▸ **YOUR GOAL**
The pictures stay out; all of the data is to be printed exactly.

** Opening DATASET RECORDS block **

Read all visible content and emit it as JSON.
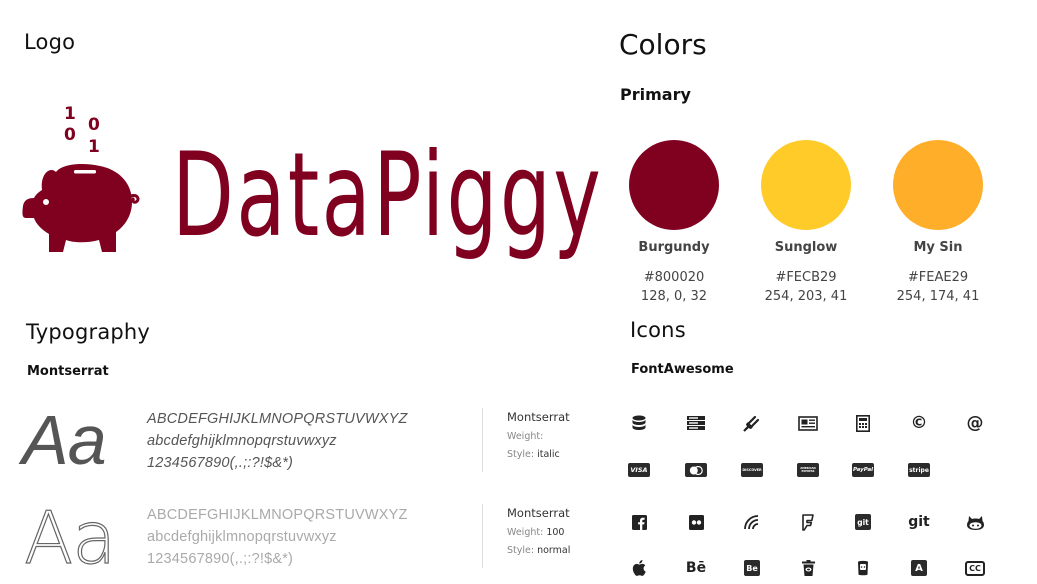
{
  "logo": {
    "heading": "Logo",
    "wordmark": "DataPiggy",
    "binary_digits": [
      "1",
      "0",
      "0",
      "1"
    ],
    "brand_color": "#800020"
  },
  "colors": {
    "heading": "Colors",
    "subheading": "Primary",
    "swatches": [
      {
        "name": "Burgundy",
        "hex": "#800020",
        "rgb": "128, 0, 32"
      },
      {
        "name": "Sunglow",
        "hex": "#FECB29",
        "rgb": "254, 203, 41"
      },
      {
        "name": "My Sin",
        "hex": "#FEAE29",
        "rgb": "254, 174, 41"
      }
    ]
  },
  "typography": {
    "heading": "Typography",
    "subheading": "Montserrat",
    "samples": [
      {
        "glyph": "Aa",
        "uppercase": "ABCDEFGHIJKLMNOPQRSTUVWXYZ",
        "lowercase": "abcdefghijklmnopqrstuvwxyz",
        "numerals": "1234567890(,.;:?!$&*)",
        "font_name": "Montserrat",
        "weight_label": "Weight:",
        "weight_value": "",
        "style_label": "Style:",
        "style_value": "italic"
      },
      {
        "glyph": "Aa",
        "uppercase": "ABCDEFGHIJKLMNOPQRSTUVWXYZ",
        "lowercase": "abcdefghijklmnopqrstuvwxyz",
        "numerals": "1234567890(,.;:?!$&*)",
        "font_name": "Montserrat",
        "weight_label": "Weight:",
        "weight_value": "100",
        "style_label": "Style:",
        "style_value": "normal"
      }
    ]
  },
  "icons": {
    "heading": "Icons",
    "subheading": "FontAwesome",
    "card_labels": {
      "visa": "VISA",
      "discover": "DISCOVER",
      "amex": "AMERICAN EXPRESS",
      "paypal": "PayPal",
      "stripe": "stripe"
    },
    "glyph_labels": {
      "copyright": "©",
      "at": "@",
      "git_square": "git",
      "git": "git",
      "behance": "Bē",
      "behance_square": "Be",
      "font": "A",
      "cc": "CC"
    },
    "rows": [
      [
        "database-icon",
        "server-icon",
        "plug-icon",
        "newspaper-icon",
        "calculator-icon",
        "copyright-icon",
        "at-icon"
      ],
      [
        "cc-visa-icon",
        "cc-mastercard-icon",
        "cc-discover-icon",
        "cc-amex-icon",
        "cc-paypal-icon",
        "cc-stripe-icon"
      ],
      [
        "facebook-square-icon",
        "flickr-icon",
        "wifi-icon",
        "foursquare-icon",
        "git-square-icon",
        "git-icon",
        "github-alt-icon"
      ],
      [
        "apple-icon",
        "behance-icon",
        "behance-square-icon",
        "trash-icon",
        "beer-icon",
        "font-icon",
        "closed-captioning-icon"
      ]
    ]
  }
}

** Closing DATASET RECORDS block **

▸ **RESULT OF THE TASK**
Read all visible content and emit it as JSON.
{
  "logo": {
    "heading": "Logo",
    "wordmark": "DataPiggy",
    "binary_digits": [
      "1",
      "0",
      "0",
      "1"
    ],
    "brand_color": "#800020"
  },
  "colors": {
    "heading": "Colors",
    "subheading": "Primary",
    "swatches": [
      {
        "name": "Burgundy",
        "hex": "#800020",
        "rgb": "128, 0, 32"
      },
      {
        "name": "Sunglow",
        "hex": "#FECB29",
        "rgb": "254, 203, 41"
      },
      {
        "name": "My Sin",
        "hex": "#FEAE29",
        "rgb": "254, 174, 41"
      }
    ]
  },
  "typography": {
    "heading": "Typography",
    "subheading": "Montserrat",
    "samples": [
      {
        "glyph": "Aa",
        "uppercase": "ABCDEFGHIJKLMNOPQRSTUVWXYZ",
        "lowercase": "abcdefghijklmnopqrstuvwxyz",
        "numerals": "1234567890(,.;:?!$&*)",
        "font_name": "Montserrat",
        "weight_label": "Weight:",
        "weight_value": "",
        "style_label": "Style:",
        "style_value": "italic"
      },
      {
        "glyph": "Aa",
        "uppercase": "ABCDEFGHIJKLMNOPQRSTUVWXYZ",
        "lowercase": "abcdefghijklmnopqrstuvwxyz",
        "numerals": "1234567890(,.;:?!$&*)",
        "font_name": "Montserrat",
        "weight_label": "Weight:",
        "weight_value": "100",
        "style_label": "Style:",
        "style_value": "normal"
      }
    ]
  },
  "icons": {
    "heading": "Icons",
    "subheading": "FontAwesome",
    "card_labels": {
      "visa": "VISA",
      "discover": "DISCOVER",
      "amex": "AMERICAN EXPRESS",
      "paypal": "PayPal",
      "stripe": "stripe"
    },
    "glyph_labels": {
      "copyright": "©",
      "at": "@",
      "git_square": "git",
      "git": "git",
      "behance": "Bē",
      "behance_square": "Be",
      "font": "A",
      "cc": "CC"
    },
    "rows": [
      [
        "database-icon",
        "server-icon",
        "plug-icon",
        "newspaper-icon",
        "calculator-icon",
        "copyright-icon",
        "at-icon"
      ],
      [
        "cc-visa-icon",
        "cc-mastercard-icon",
        "cc-discover-icon",
        "cc-amex-icon",
        "cc-paypal-icon",
        "cc-stripe-icon"
      ],
      [
        "facebook-square-icon",
        "flickr-icon",
        "wifi-icon",
        "foursquare-icon",
        "git-square-icon",
        "git-icon",
        "github-alt-icon"
      ],
      [
        "apple-icon",
        "behance-icon",
        "behance-square-icon",
        "trash-icon",
        "beer-icon",
        "font-icon",
        "closed-captioning-icon"
      ]
    ]
  }
}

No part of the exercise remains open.